DD: “Cream cheese frosting? What’s that? I don’t want it.”
Me: “Oh, did I say cream cheese? I meant delicious creamy caramel frosting”
DD: “Then why did you say ‘cream cheese’?”
Me: “Mommy misspoke.”
I’m not above lying to my kids. In this case, I had made a special pumpkin spice cake with caramel cream cheese frosting for Thanksgiving (recipe below), and DD is fond of all things pumpkin. But she’s also suspicious of anything new. Deceived, she tried the cake and loved it.
But the primary secret of the meal? I put parsnips in the mashed potatoes. When referring to this dish with adults, I adopted a code: “How did you like the potatoes with the . . . other potatoes?” DD happily ate the potato parsnip puree without knowing that her creamy spuds had been adulterated.
But my Jessica Seinfeldian tricks only work on DD. Anyone with an inordinately picky child had to laugh at the whole Seinfeld wife vs. Sneaky Chef controversy. Oh yeah. We’re supposed to believe that these women were the very first mothers ever to slip furtive ingredients into their little one’s meals? How could Mrs. Seinfeld have plagiarized an idea that every desperate mother has come up with on her own?
DS began his life with the kind of nourishing, carefully orchestrated diet that that most babies of overeducated, health-conscious, formerly vegetarian, type-A mommies provide. I mashed sweet potatoes, pulverized avocadoes, and introduced whole grains only. And then, around age 2, DS began to refuse his old favorites. One by one, it seemed, my child was jettisoning the foods of his balanced and varied diet. My former omnivore now ate only a handful of items. Frustrated, I read books on picky eaters, nutrition, and development. (It was only later, when he was diagnosed, that I learned about sensory issues and the restricted palate of kids on the spectrum.) And yes, of course, I attempted to sneak in the veggies.
But unlike the dupes of Seinfeld and Sneaky, DS always knew something was up. “This spaghetti sauce tastes weird.” “I don’t like this ‘milkshake’” “Is this the kind of chicken I usually eat?” Food had become a battle. And as the cliché goes, you have to choose your battles. I decided not to make meals into war. So I chose to ignore those parents who take a “holier than thou” attitude about food, and I opted to “cater” to my picky child.
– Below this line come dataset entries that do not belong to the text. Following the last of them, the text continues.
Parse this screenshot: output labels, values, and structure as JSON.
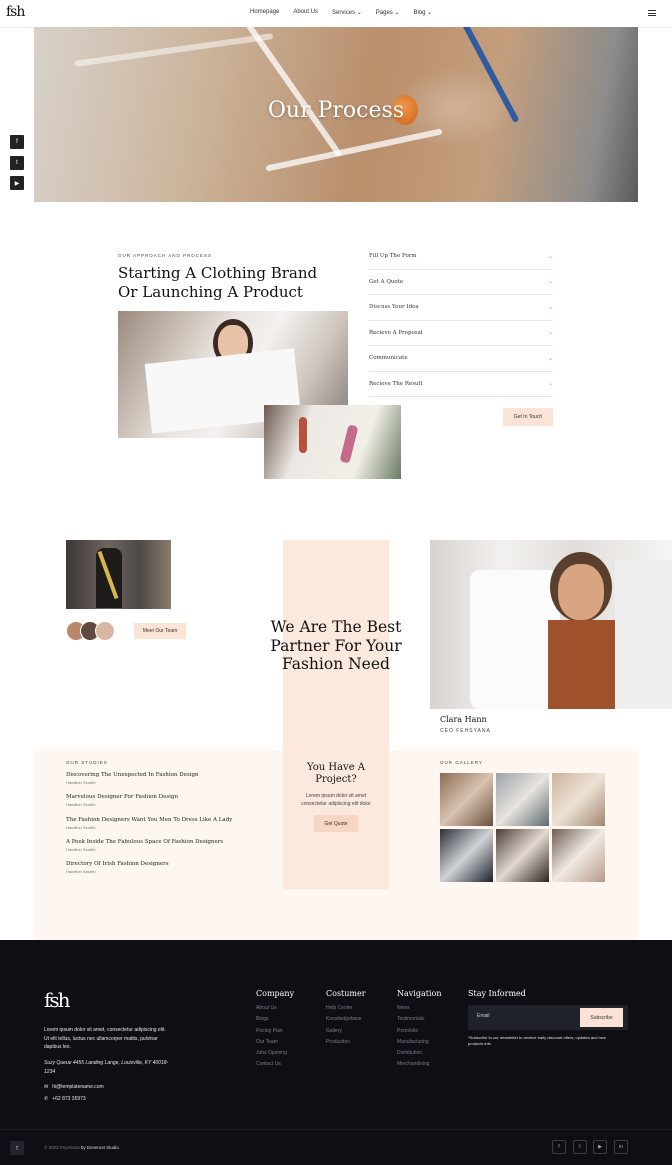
{
  "header": {
    "logo": "fsh",
    "nav": [
      "Homepage",
      "About Us",
      "Services",
      "Pages",
      "Blog"
    ],
    "nav_dropdowns": [
      false,
      false,
      true,
      true,
      true
    ]
  },
  "social_side": [
    "facebook-icon",
    "twitter-icon",
    "youtube-icon"
  ],
  "hero": {
    "title": "Our Process"
  },
  "process": {
    "eyebrow": "OUR APPROACH AND PROCESS",
    "title_line1": "Starting A Clothing Brand",
    "title_line2": "Or Launching A Product",
    "faq": [
      "Fill Up The Form",
      "Get A Quote",
      "Discuss Your Idea",
      "Recieve A Proposal",
      "Communicate",
      "Recieve The Result"
    ],
    "cta": "Get In Touch"
  },
  "partner": {
    "meet_team": "Meet Our Team",
    "title_line1": "We Are The Best",
    "title_line2": "Partner For Your",
    "title_line3": "Fashion Need",
    "person_name": "Clara Hann",
    "person_role": "CEO FEHSYANA"
  },
  "studies": {
    "eyebrow": "OUR STUDIES",
    "items": [
      {
        "title": "Discovering The Unexpected In Fashion Design",
        "author": "Hamilton Serafin"
      },
      {
        "title": "Marvelous Designer For Fashion Design",
        "author": "Hamilton Serafin"
      },
      {
        "title": "The Fashion Designers Want You Men To Dress Like A Lady",
        "author": "Hamilton Serafin"
      },
      {
        "title": "A Peek Inside The Fabulous Space Of Fashion Designers",
        "author": "Hamilton Serafin"
      },
      {
        "title": "Directory Of Irish Fashion Designers",
        "author": "Hamilton Serafin"
      }
    ]
  },
  "quote": {
    "title_line1": "You Have A",
    "title_line2": "Project?",
    "text_line1": "Lorem ipsum dolor sit amet",
    "text_line2": "consectetur adipiscing elit dolor",
    "button": "Get Quote"
  },
  "gallery": {
    "eyebrow": "OUR GALLERY"
  },
  "footer": {
    "about_line1": "Lorem ipsum dolor sit amet, consectetur adipiscing elit.",
    "about_line2": "Ut elit tellus, luctus nec ullamcorper mattis, pulvinar",
    "about_line3": "dapibus leo.",
    "address_line1": "Suzy Queue 4455 Landing Lange, Louisville, KY 40018-",
    "address_line2": "1234",
    "email": "hi@templatename.com",
    "phone": "+62 873 35973",
    "columns": [
      {
        "title": "Company",
        "items": [
          "About Us",
          "Blogs",
          "Pricing Plan",
          "Our Team",
          "Jobs Opening",
          "Contact Us"
        ]
      },
      {
        "title": "Costumer",
        "items": [
          "Help Center",
          "Knowledgebase",
          "Gallery",
          "Production"
        ]
      },
      {
        "title": "Navigation",
        "items": [
          "News",
          "Testimonials",
          "Portofolio",
          "Manufacturing",
          "Distribution",
          "Merchandising"
        ]
      }
    ],
    "newsletter": {
      "title": "Stay Informed",
      "placeholder": "Email",
      "button": "Subscribe",
      "note_line1": "*Subscribe to our newsletter to receive early discount offers, updates and new",
      "note_line2": "products info."
    },
    "copyright_pre": "© 2022 Feyshana",
    "copyright_by": "by Deverust Studio",
    "social": [
      "facebook-icon",
      "twitter-icon",
      "youtube-icon",
      "linkedin-icon"
    ]
  },
  "colors": {
    "accent": "#fbe4d6",
    "dark": "#0d0f15",
    "cream": "#fdf6f1"
  }
}
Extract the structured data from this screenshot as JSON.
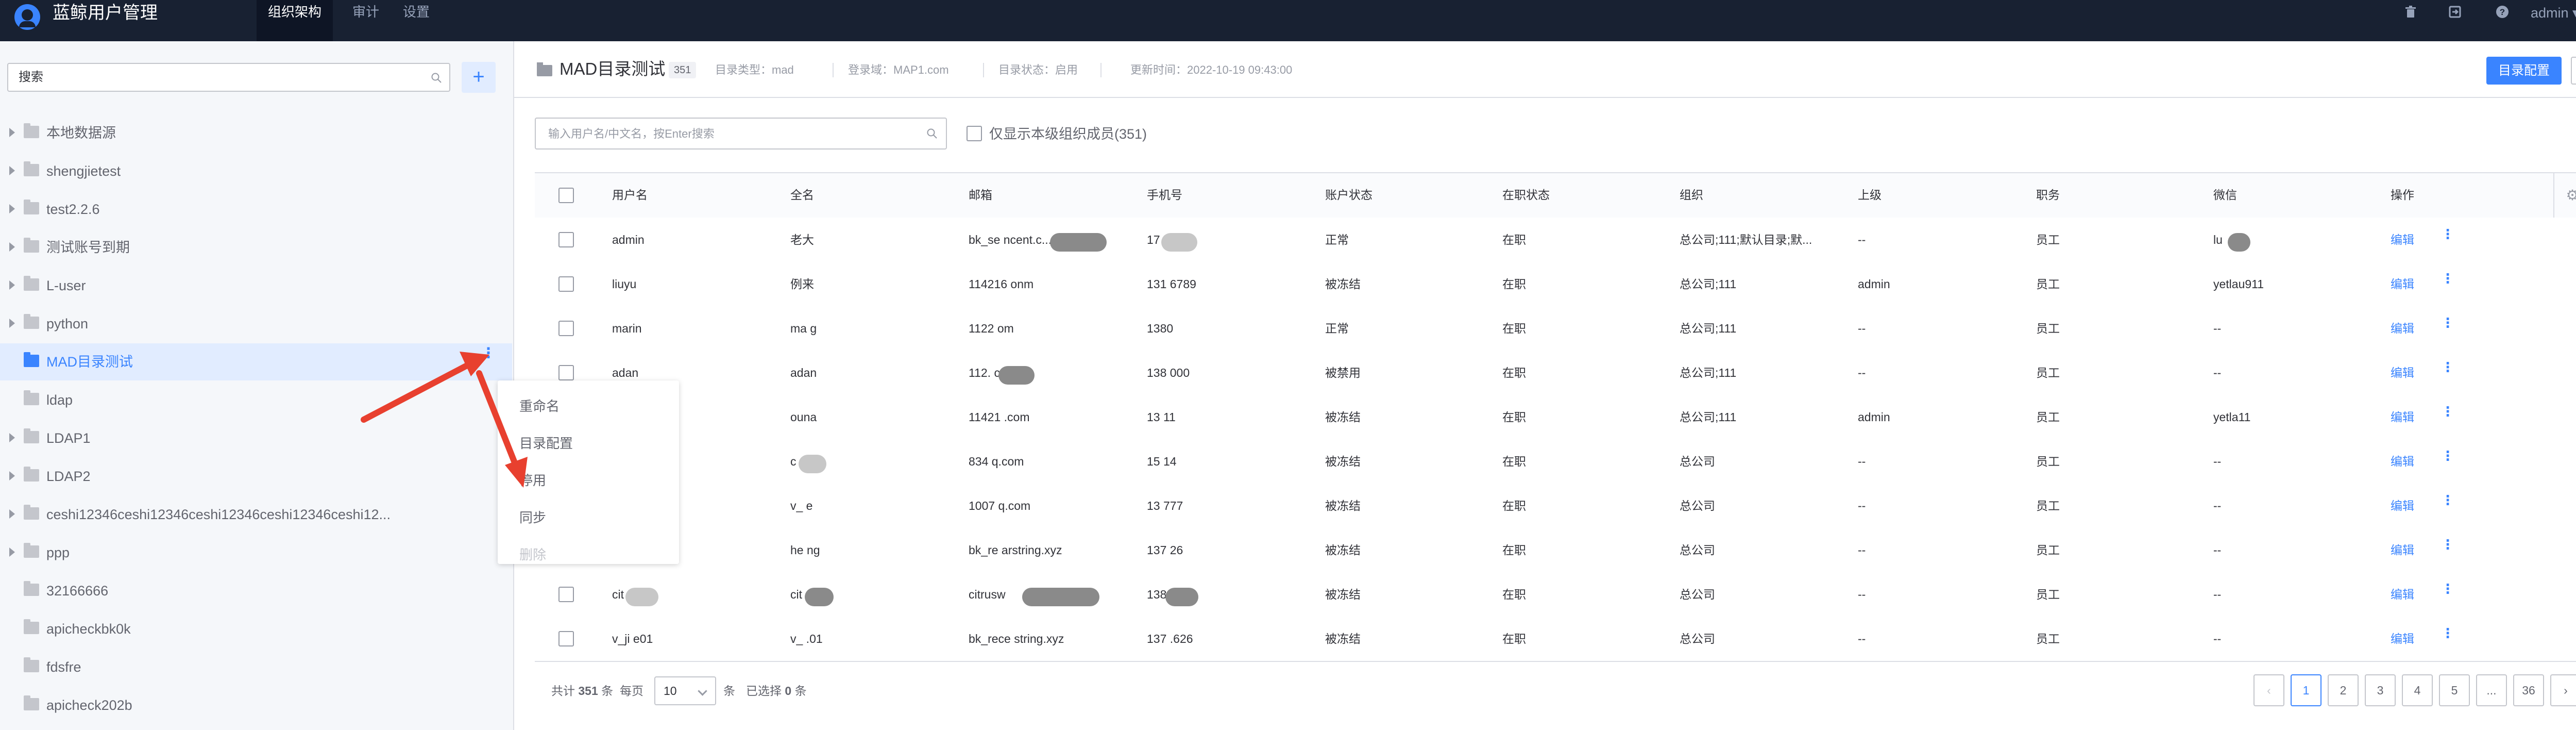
{
  "header": {
    "app_title": "蓝鲸用户管理",
    "nav": [
      "组织架构",
      "审计",
      "设置"
    ],
    "user": "admin",
    "icons": [
      "trash-icon",
      "export-icon",
      "help-icon"
    ]
  },
  "sidebar": {
    "search_placeholder": "搜索",
    "add_label": "+",
    "items": [
      {
        "label": "本地数据源",
        "expandable": true
      },
      {
        "label": "shengjietest",
        "expandable": true
      },
      {
        "label": "test2.2.6",
        "expandable": true
      },
      {
        "label": "测试账号到期",
        "expandable": true
      },
      {
        "label": "L-user",
        "expandable": true
      },
      {
        "label": "python",
        "expandable": true
      },
      {
        "label": "MAD目录测试",
        "expandable": false,
        "active": true
      },
      {
        "label": "ldap",
        "expandable": false
      },
      {
        "label": "LDAP1",
        "expandable": true
      },
      {
        "label": "LDAP2",
        "expandable": true
      },
      {
        "label": "ceshi12346ceshi12346ceshi12346ceshi12346ceshi12...",
        "expandable": true
      },
      {
        "label": "ppp",
        "expandable": true
      },
      {
        "label": "32166666",
        "expandable": false
      },
      {
        "label": "apicheckbk0k",
        "expandable": false
      },
      {
        "label": "fdsfre",
        "expandable": false
      },
      {
        "label": "apicheck202b",
        "expandable": false
      }
    ]
  },
  "context_menu": {
    "items": [
      {
        "label": "重命名",
        "disabled": false
      },
      {
        "label": "目录配置",
        "disabled": false
      },
      {
        "label": "停用",
        "disabled": false
      },
      {
        "label": "同步",
        "disabled": false
      },
      {
        "label": "删除",
        "disabled": true
      }
    ]
  },
  "main": {
    "title": "MAD目录测试",
    "count": "351",
    "meta_type": "目录类型：mad",
    "meta_domain": "登录域：MAP1.com",
    "meta_status": "目录状态：启用",
    "meta_updated": "更新时间：2022-10-19 09:43:00",
    "config_button": "目录配置",
    "search_placeholder": "输入用户名/中文名，按Enter搜索",
    "only_current_label": "仅显示本级组织成员(351)"
  },
  "table": {
    "columns": [
      "用户名",
      "全名",
      "邮箱",
      "手机号",
      "账户状态",
      "在职状态",
      "组织",
      "上级",
      "职务",
      "微信",
      "操作"
    ],
    "rows": [
      {
        "username": "admin",
        "fullname": "老大",
        "email": "bk_se          ncent.c...",
        "phone": "17       7899",
        "status": "正常",
        "job": "在职",
        "org": "总公司;111;默认目录;默...",
        "leader": "--",
        "title": "员工",
        "wechat": "lu",
        "action": "编辑"
      },
      {
        "username": "liuyu",
        "fullname": "例来",
        "email": "114216              onm",
        "phone": "131      6789",
        "status": "被冻结",
        "job": "在职",
        "org": "总公司;111",
        "leader": "admin",
        "title": "员工",
        "wechat": "yetlau911",
        "action": "编辑"
      },
      {
        "username": "marin",
        "fullname": "ma        g",
        "email": "1122             om",
        "phone": "1380",
        "status": "正常",
        "job": "在职",
        "org": "总公司;111",
        "leader": "--",
        "title": "员工",
        "wechat": "--",
        "action": "编辑"
      },
      {
        "username": "adan",
        "fullname": "adan",
        "email": "112.         com",
        "phone": "138       000",
        "status": "被禁用",
        "job": "在职",
        "org": "总公司;111",
        "leader": "--",
        "title": "员工",
        "wechat": "--",
        "action": "编辑"
      },
      {
        "username": "",
        "fullname": "ouna",
        "email": "11421           .com",
        "phone": "13        11",
        "status": "被冻结",
        "job": "在职",
        "org": "总公司;111",
        "leader": "admin",
        "title": "员工",
        "wechat": "yetla11",
        "action": "编辑"
      },
      {
        "username": "",
        "fullname": "c",
        "email": "834              q.com",
        "phone": "15        14",
        "status": "被冻结",
        "job": "在职",
        "org": "总公司",
        "leader": "--",
        "title": "员工",
        "wechat": "--",
        "action": "编辑"
      },
      {
        "username": "",
        "fullname": "v_      e",
        "email": "1007         q.com",
        "phone": "13        777",
        "status": "被冻结",
        "job": "在职",
        "org": "总公司",
        "leader": "--",
        "title": "员工",
        "wechat": "--",
        "action": "编辑"
      },
      {
        "username": "",
        "fullname": "he      ng",
        "email": "bk_re         arstring.xyz",
        "phone": "137       26",
        "status": "被冻结",
        "job": "在职",
        "org": "总公司",
        "leader": "--",
        "title": "员工",
        "wechat": "--",
        "action": "编辑"
      },
      {
        "username": "cit        ng",
        "fullname": "cit        .g",
        "email": "citrusw              ",
        "phone": "138       000",
        "status": "被冻结",
        "job": "在职",
        "org": "总公司",
        "leader": "--",
        "title": "员工",
        "wechat": "--",
        "action": "编辑"
      },
      {
        "username": "v_ji      e01",
        "fullname": "v_       .01",
        "email": "bk_rece         string.xyz",
        "phone": "137      .626",
        "status": "被冻结",
        "job": "在职",
        "org": "总公司",
        "leader": "--",
        "title": "员工",
        "wechat": "--",
        "action": "编辑"
      }
    ]
  },
  "pagination": {
    "total_prefix": "共计",
    "total": "351",
    "total_suffix": "条",
    "per_page_label": "每页",
    "page_size": "10",
    "after_select": "条",
    "selected_text": "已选择",
    "selected_count": "0",
    "selected_suffix": "条",
    "pages": [
      "1",
      "2",
      "3",
      "4",
      "5",
      "...",
      "36"
    ],
    "current": "1"
  },
  "colors": {
    "header_bg": "#182132",
    "primary": "#3a84ff",
    "annotation_arrow": "#e8402f"
  }
}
And what do you know? He’s not so picky anymore. He still prefers a narrow range of foods, but he willingly eats many, many new flavors—from sushi to crab cakes to raw spinach—and I’m confident that he’ll have many more culinary adventures when he’s ready.
As for DD? What she doesn’t know won’t hurt her. And sometimes (when it’s not frosting), it might make her healthier.
Here are some pictures from our Thanksgiving feast:
with Caramel Cream Cheese Frosting (from Bon Appetit)
3 cups of flour
2 teaspoons baking soda
2 teaspoons baking powder
1 teaspoon cinnamon
1/2 teaspoon ground ginger
1/4 teaspoon ground cloves
1/4 teaspoon freshly grated nutmeg
1/4 teaspoon ground allspice
1/4 teaspoon ground cardamom
1 15 oz. can pure pumpkin
1 1/2 cups sugar
1 1/4 cups vegetable oil
4 large eggs
2 teaspoons finely grated orange peel
1 1-pound box powdered sugar, divided
1/2 cup plus 1 tablespoon heavy whipping cream
1 teaspoon vanilla extract
1/4 teaspoon salt
1 8 oz. package of cream cheese, room temp.
1/4 cup unsalted butter, room temp.
Candied orange peel (I omitted this)
Preheat oven to 350 degrees. Butter and flour two 9 inch cake pans. Whisk first 9 ingredients in large bowl. With an electric mixter, beat pumpkin, sugar, and oil in another large bowl. Add egges one at a time, beating between. Mix in orange peel. Add flour; beat on low speed just to blend. Divide batter between pans. Bake about 33 minutes, until tester comes out clean.
Frosting: Sprinkle 1/2 cup powered sugar over bottom of small nonstick skillet. Cook over medium heat until sugar melts (do not stir). Continue cooking until sugar turns deep amber, stirring occasionally about 2 minutes. Carefully stir in 1/2 cup cream, vanilla, and salt. Stir until any caramel bits dissolve. Stir in remaining tablespoon of cream. Strain into small bowl. Cool to room temp. Sift remaining powdered sugar into medium bowl. Using electric mixer, beat cream cheese and butter in a large bowl. Gradually beat in powdered sugar. Beat in cooled caramel. Cover and chill until firm enough to spread, about 2 hours. Frost cooled cake.